Problem requirements: Every line in the following data that has "screenshot" counts toward the total; state that total alone.

Input material:
* * * * * * * * *

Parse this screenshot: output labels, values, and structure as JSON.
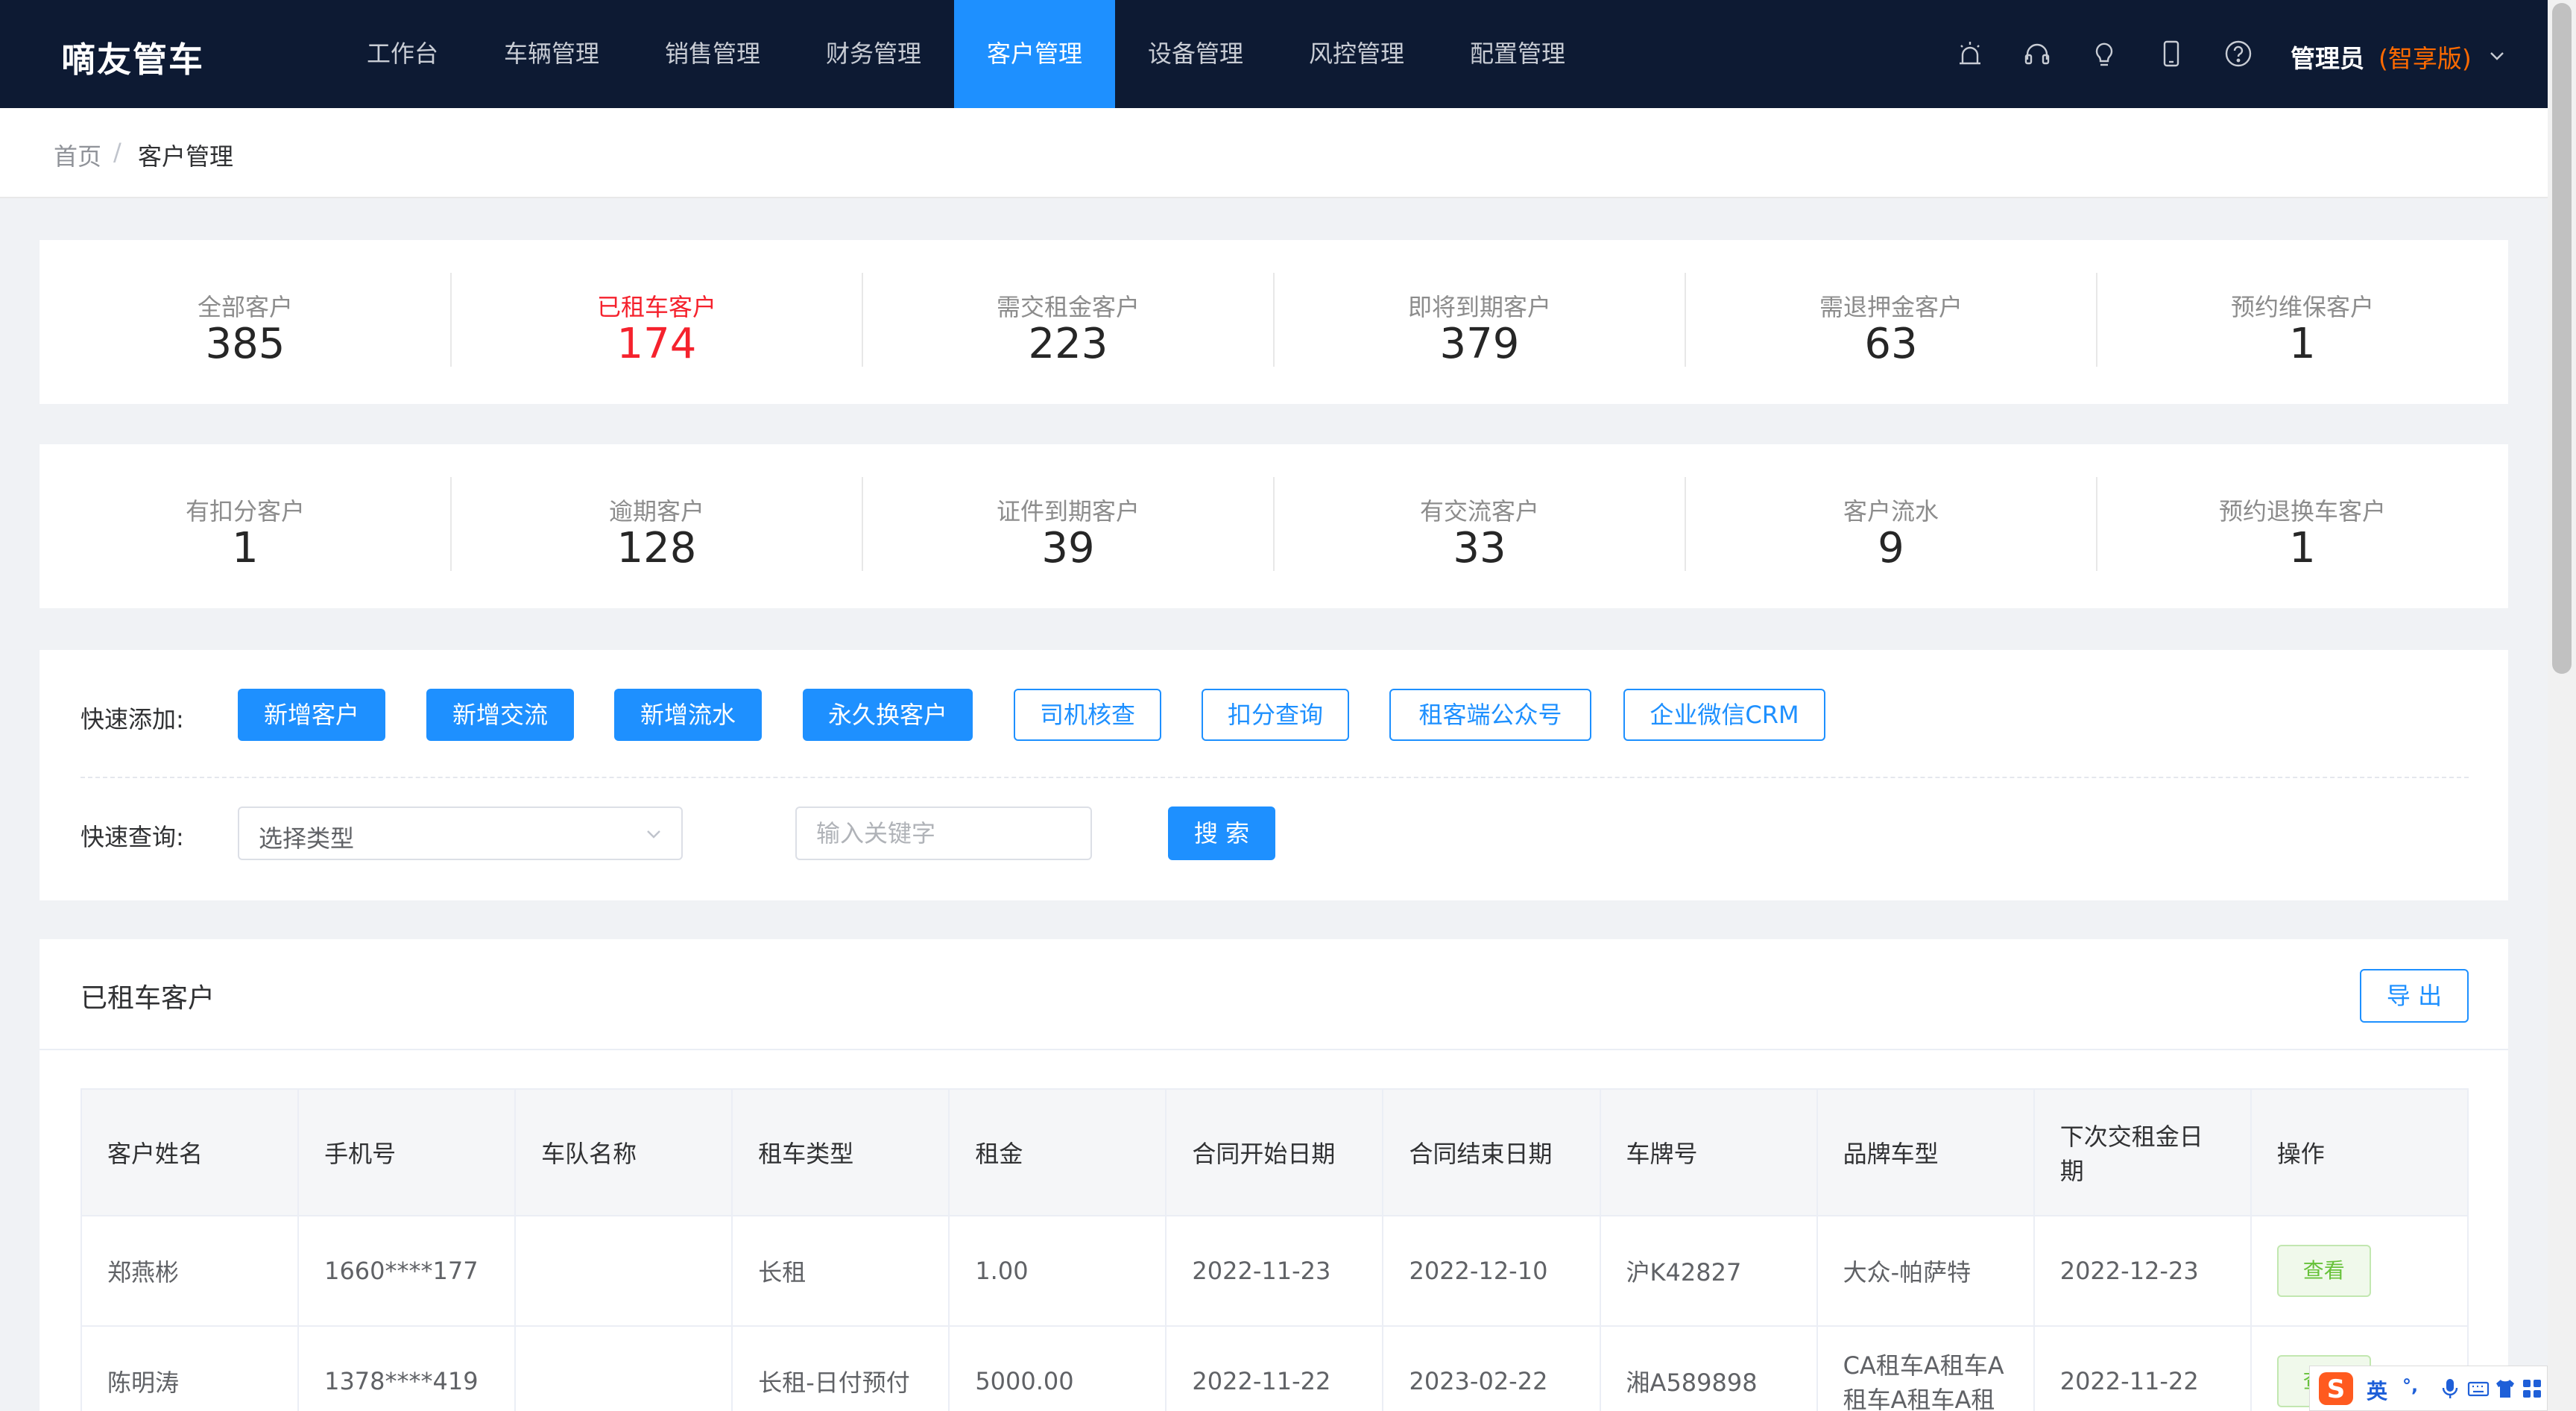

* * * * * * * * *

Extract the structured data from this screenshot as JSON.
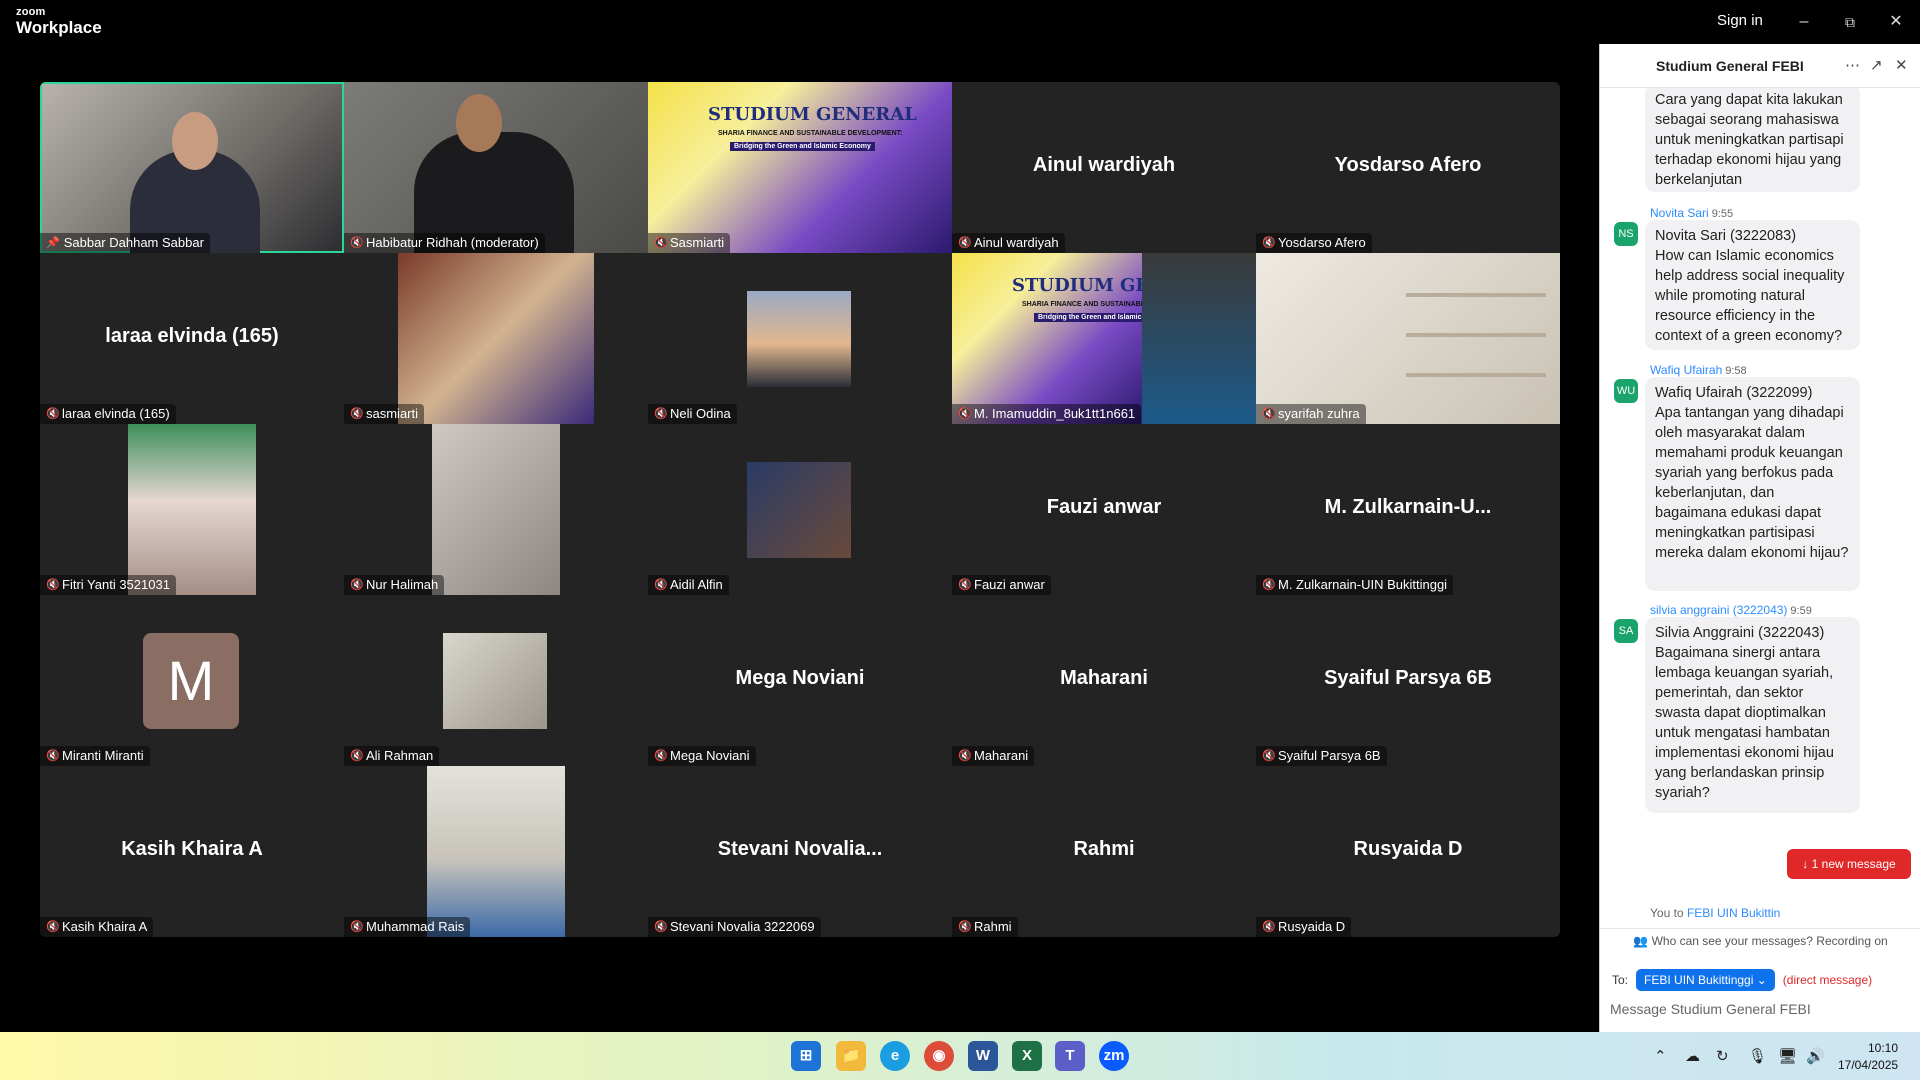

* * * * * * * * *

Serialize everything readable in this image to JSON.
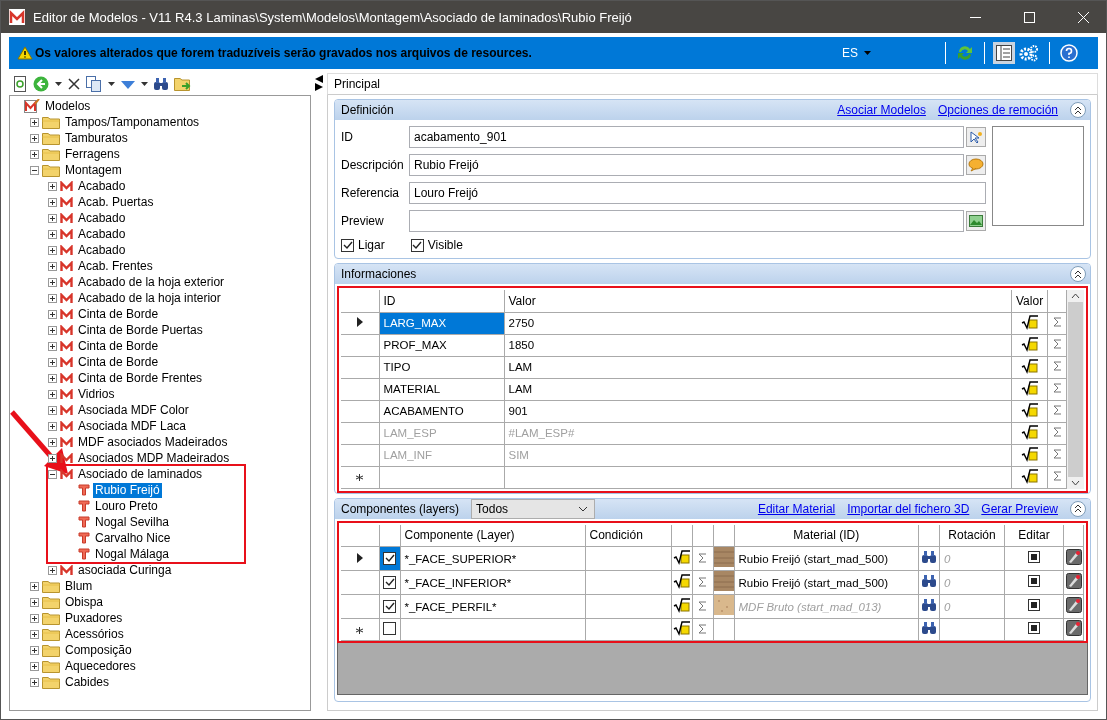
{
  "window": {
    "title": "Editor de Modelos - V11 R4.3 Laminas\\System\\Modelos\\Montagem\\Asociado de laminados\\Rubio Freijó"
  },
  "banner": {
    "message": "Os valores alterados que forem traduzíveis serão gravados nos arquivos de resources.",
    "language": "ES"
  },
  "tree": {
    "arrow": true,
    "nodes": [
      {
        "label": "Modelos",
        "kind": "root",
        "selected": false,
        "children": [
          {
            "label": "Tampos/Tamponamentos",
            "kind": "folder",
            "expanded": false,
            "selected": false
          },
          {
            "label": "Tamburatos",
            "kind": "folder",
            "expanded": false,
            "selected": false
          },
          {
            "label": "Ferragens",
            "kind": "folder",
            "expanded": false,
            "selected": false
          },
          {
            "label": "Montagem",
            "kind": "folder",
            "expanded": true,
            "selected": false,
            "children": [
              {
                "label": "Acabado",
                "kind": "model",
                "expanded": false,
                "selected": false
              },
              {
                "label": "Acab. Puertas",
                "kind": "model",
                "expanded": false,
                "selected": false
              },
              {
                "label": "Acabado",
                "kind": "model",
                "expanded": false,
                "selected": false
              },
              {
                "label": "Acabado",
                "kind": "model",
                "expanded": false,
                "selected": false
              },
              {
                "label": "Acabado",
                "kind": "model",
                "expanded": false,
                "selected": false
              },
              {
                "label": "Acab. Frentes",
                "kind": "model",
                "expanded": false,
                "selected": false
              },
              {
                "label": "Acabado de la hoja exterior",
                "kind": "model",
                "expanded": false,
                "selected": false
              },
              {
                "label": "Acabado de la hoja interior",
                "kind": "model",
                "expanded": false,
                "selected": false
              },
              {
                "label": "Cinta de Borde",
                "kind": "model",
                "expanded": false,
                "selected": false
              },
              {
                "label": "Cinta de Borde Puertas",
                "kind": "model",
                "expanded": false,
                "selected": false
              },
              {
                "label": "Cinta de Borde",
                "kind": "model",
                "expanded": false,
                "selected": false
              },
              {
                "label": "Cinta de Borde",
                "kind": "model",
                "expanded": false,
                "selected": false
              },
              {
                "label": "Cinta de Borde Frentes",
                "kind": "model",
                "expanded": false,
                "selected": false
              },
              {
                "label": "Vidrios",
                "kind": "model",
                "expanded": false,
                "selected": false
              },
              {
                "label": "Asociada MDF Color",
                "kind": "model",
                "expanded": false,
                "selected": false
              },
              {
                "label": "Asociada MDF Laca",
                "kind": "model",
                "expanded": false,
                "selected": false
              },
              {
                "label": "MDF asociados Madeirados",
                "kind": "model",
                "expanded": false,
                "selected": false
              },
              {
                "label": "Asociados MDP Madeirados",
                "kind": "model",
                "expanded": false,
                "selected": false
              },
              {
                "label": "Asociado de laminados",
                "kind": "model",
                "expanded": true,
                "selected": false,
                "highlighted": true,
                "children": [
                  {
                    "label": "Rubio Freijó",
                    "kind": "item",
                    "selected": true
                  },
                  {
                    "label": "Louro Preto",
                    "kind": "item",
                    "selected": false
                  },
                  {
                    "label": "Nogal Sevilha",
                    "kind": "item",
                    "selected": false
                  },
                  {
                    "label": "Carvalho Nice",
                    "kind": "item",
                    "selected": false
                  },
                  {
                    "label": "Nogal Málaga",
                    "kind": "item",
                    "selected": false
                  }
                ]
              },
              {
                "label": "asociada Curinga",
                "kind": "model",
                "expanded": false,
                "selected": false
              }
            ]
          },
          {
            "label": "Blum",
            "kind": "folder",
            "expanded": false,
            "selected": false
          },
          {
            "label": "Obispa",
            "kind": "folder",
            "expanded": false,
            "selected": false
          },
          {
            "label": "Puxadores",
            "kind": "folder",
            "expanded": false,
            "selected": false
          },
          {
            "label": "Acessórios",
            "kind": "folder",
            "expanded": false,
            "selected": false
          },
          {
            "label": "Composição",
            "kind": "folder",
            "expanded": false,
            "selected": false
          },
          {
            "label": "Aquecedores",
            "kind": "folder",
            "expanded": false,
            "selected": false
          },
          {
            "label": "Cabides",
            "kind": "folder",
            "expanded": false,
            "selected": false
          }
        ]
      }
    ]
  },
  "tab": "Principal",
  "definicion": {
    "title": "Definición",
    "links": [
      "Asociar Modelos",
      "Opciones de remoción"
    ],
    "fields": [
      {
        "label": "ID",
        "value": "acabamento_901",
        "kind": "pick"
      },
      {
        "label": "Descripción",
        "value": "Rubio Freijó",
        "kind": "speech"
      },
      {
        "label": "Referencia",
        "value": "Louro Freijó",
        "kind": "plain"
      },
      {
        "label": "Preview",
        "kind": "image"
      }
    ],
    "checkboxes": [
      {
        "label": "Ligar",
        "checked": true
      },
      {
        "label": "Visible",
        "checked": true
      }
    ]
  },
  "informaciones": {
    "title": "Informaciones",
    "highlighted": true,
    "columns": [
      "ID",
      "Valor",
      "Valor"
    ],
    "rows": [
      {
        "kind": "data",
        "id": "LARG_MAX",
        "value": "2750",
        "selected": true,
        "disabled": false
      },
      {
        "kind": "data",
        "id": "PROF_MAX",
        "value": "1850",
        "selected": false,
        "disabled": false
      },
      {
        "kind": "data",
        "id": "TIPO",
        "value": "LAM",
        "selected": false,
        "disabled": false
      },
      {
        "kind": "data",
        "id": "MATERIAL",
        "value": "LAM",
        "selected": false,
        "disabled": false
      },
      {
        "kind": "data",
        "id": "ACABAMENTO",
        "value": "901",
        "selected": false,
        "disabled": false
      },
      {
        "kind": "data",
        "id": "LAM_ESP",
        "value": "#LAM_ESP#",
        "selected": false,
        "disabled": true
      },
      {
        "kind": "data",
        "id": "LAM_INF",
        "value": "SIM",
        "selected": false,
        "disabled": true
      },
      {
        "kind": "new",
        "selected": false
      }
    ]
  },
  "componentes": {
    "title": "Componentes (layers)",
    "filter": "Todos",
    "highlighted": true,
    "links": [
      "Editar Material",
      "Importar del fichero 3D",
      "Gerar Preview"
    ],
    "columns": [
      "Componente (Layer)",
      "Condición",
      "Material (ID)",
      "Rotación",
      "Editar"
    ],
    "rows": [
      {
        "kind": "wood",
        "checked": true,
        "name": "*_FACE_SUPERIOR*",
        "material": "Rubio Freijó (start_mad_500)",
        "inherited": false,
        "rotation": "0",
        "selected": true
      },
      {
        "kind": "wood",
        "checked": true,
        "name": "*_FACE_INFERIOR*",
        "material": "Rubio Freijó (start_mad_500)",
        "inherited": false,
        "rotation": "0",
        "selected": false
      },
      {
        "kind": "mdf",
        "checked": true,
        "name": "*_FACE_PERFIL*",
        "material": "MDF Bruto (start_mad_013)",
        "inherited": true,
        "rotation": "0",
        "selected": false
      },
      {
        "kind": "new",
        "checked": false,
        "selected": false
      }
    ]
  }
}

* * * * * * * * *

Answer box: 2